▶ [Aim of the exercise]:
The answer must be every line of the records in which the string "Bali" appears.

Source data
**********

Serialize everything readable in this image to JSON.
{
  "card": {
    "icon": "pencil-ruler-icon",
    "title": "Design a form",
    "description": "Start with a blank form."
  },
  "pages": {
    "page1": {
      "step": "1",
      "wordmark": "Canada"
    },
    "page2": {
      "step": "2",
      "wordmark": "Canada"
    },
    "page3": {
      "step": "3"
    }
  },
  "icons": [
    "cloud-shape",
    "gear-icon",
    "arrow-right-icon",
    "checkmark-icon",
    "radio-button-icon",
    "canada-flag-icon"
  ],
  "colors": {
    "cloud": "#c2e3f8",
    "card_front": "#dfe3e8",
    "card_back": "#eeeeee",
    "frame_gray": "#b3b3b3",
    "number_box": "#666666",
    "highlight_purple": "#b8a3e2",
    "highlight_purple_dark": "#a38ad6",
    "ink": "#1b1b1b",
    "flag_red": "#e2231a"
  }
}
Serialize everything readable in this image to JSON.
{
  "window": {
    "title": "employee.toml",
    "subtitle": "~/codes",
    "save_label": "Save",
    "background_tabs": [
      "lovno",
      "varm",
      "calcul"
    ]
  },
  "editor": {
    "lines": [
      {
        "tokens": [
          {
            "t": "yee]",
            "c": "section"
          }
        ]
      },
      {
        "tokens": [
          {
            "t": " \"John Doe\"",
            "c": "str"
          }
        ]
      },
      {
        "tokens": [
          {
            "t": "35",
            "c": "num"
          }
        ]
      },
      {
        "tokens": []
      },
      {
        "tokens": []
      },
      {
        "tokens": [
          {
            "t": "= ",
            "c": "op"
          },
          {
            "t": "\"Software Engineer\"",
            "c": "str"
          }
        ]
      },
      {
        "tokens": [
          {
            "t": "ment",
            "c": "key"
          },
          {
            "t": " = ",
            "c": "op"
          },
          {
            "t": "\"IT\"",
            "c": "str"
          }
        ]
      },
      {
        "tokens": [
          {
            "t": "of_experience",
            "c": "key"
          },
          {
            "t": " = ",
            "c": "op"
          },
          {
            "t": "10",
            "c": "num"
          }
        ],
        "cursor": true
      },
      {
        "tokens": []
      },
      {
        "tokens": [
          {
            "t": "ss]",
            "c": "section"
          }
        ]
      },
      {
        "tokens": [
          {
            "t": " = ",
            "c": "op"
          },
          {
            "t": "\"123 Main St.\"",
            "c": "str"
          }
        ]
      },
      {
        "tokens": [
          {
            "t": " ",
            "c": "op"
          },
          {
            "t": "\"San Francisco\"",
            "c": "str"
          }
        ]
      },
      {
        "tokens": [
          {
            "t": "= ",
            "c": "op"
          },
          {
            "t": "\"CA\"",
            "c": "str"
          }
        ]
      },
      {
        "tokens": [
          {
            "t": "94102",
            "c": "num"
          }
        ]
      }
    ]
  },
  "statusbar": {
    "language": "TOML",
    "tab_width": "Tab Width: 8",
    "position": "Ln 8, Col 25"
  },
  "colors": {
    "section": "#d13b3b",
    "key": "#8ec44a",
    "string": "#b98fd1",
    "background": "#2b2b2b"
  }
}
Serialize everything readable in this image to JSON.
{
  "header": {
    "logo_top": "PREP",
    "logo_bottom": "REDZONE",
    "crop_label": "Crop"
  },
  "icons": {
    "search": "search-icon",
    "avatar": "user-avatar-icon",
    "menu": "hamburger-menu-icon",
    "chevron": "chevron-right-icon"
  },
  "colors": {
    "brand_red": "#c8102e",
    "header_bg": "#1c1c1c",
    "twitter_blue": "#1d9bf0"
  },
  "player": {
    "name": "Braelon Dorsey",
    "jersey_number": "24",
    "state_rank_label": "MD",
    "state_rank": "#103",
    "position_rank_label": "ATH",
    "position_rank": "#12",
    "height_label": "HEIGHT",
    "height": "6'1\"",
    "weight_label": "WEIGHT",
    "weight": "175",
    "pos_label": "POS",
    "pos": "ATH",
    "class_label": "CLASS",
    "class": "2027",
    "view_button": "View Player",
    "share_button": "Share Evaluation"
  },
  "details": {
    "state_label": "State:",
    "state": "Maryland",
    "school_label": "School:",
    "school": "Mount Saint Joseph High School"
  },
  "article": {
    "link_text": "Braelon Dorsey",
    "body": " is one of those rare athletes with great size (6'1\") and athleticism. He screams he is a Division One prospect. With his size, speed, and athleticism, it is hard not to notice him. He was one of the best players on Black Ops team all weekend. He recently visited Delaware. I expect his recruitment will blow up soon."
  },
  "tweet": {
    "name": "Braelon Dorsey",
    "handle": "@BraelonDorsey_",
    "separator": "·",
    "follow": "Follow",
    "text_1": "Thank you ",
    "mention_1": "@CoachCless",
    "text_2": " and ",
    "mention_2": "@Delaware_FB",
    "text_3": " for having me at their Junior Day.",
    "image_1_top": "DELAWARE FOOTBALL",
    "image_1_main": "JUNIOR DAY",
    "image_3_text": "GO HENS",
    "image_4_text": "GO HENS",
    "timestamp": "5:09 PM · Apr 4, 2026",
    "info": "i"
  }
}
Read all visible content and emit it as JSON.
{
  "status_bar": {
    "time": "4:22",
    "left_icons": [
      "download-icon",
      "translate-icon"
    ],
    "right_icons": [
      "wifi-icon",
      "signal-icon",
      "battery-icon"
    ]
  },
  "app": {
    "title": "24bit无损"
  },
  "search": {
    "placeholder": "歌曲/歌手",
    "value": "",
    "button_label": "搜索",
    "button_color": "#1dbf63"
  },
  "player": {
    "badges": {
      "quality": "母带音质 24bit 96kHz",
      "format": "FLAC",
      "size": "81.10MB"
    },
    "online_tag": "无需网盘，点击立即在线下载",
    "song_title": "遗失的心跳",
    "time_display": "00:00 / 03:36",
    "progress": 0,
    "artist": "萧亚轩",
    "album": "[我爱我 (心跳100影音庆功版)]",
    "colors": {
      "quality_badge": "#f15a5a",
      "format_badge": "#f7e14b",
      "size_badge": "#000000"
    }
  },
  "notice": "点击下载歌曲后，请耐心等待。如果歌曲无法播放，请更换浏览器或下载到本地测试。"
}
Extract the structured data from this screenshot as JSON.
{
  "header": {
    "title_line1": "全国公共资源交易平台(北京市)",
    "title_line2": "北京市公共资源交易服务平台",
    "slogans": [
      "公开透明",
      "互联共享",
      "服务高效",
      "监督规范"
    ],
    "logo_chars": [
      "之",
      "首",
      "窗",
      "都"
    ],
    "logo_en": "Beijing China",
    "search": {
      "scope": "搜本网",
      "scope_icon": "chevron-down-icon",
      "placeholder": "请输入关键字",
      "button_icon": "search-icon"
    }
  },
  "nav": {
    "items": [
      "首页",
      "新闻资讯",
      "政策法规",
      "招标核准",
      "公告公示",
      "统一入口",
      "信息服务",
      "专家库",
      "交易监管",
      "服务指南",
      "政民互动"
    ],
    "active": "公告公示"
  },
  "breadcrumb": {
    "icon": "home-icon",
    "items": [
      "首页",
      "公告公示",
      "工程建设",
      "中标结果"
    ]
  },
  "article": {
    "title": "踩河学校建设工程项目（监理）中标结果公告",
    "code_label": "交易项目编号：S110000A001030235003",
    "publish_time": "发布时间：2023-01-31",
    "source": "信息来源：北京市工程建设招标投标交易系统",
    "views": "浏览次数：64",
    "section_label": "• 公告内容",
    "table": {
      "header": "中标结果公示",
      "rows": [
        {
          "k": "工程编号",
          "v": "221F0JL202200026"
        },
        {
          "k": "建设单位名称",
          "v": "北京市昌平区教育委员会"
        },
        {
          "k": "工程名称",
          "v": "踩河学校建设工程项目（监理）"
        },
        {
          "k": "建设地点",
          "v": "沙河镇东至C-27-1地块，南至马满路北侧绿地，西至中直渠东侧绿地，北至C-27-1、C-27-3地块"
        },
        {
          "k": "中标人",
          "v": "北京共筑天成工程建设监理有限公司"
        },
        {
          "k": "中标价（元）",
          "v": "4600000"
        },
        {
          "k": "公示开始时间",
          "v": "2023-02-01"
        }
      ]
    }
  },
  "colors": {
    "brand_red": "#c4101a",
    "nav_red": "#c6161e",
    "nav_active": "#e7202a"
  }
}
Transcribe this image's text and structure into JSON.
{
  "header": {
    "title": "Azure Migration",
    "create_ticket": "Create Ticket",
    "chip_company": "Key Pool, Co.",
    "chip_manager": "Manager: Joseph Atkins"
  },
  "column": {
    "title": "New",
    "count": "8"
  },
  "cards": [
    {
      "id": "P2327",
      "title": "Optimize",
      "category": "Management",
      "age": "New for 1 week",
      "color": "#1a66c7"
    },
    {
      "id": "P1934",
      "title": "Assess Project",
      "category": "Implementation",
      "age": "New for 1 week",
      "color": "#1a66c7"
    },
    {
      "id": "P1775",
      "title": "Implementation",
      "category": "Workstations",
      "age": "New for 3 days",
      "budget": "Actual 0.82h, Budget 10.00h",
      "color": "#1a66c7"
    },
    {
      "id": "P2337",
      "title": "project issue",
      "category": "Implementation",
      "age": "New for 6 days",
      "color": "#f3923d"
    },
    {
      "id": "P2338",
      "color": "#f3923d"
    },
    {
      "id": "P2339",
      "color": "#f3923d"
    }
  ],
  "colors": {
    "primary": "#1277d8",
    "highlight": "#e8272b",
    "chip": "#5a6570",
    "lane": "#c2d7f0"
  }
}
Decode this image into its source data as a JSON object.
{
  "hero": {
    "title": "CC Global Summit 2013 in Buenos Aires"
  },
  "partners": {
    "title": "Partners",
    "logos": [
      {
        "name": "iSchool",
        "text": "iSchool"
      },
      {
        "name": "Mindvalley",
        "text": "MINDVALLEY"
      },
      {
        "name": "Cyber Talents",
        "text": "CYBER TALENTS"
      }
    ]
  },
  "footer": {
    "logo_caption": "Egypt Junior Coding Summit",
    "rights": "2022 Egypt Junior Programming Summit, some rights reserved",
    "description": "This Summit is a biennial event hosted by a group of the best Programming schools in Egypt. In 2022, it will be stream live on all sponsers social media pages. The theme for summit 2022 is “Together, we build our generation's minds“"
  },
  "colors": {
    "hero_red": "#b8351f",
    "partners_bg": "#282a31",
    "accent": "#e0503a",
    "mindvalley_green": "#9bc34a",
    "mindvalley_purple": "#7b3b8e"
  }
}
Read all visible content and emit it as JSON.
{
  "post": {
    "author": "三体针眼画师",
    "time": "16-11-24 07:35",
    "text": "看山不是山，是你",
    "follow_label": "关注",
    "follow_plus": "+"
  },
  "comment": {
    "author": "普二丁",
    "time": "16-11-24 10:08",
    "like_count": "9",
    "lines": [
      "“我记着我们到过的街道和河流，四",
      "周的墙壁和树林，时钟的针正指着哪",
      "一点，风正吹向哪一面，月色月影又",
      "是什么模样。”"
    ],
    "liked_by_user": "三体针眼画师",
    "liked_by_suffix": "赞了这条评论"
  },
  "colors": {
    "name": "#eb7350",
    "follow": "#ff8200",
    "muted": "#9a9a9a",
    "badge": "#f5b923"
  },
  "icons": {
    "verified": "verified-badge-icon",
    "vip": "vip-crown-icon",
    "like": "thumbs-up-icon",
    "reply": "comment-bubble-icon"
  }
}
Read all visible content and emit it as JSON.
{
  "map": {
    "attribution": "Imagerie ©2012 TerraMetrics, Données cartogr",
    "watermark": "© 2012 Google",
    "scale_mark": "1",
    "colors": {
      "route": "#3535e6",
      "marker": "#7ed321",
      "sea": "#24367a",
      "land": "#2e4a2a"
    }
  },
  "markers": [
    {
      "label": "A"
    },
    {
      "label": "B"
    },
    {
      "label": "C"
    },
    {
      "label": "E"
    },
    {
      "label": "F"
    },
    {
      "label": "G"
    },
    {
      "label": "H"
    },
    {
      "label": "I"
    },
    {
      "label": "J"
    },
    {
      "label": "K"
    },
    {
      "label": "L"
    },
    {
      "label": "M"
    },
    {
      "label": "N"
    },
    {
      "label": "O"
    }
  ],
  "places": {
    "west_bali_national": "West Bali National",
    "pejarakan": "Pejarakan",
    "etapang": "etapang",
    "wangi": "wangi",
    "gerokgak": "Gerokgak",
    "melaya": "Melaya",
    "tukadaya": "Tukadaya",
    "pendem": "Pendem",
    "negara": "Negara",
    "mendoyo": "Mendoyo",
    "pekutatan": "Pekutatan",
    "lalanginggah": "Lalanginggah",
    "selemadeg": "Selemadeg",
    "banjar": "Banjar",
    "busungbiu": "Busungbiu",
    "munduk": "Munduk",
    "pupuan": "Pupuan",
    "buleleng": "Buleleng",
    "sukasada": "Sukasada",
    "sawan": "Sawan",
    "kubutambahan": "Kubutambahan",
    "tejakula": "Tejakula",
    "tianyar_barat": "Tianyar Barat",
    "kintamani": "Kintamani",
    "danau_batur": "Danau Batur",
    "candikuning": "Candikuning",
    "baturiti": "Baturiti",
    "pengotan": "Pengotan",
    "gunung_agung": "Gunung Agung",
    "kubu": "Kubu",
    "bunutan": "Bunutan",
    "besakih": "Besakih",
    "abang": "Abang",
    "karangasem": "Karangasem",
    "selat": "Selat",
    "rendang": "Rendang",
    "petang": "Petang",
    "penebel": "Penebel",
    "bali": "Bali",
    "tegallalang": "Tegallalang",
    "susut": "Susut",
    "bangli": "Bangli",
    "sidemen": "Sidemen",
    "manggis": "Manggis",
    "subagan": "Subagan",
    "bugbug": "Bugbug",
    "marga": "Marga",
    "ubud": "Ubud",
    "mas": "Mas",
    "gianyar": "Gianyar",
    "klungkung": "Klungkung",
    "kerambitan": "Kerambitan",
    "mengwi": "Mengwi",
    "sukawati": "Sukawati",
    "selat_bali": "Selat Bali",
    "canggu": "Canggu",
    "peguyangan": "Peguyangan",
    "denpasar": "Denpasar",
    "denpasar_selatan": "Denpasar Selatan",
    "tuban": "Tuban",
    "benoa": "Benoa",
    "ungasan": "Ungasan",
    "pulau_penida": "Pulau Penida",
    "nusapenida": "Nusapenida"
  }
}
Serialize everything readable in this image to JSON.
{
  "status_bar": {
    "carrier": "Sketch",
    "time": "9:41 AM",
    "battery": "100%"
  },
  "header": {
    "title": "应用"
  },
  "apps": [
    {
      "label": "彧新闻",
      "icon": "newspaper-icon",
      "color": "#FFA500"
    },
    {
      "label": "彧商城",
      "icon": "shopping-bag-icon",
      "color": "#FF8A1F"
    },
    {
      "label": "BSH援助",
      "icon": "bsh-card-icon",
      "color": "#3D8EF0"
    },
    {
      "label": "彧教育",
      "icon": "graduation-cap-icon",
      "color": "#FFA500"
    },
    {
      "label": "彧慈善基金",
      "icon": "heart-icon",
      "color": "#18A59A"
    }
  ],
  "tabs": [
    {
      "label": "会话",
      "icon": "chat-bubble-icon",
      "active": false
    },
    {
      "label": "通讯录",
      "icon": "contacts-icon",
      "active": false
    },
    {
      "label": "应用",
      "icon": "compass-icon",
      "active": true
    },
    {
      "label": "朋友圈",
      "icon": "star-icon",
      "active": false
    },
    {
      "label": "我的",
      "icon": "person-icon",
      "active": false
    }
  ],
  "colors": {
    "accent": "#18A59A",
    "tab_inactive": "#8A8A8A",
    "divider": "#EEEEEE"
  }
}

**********

▶ [Written response]:
    "west_bali_national": "West Bali National",
    "bali": "Bali",
    "selat_bali": "Selat Bali",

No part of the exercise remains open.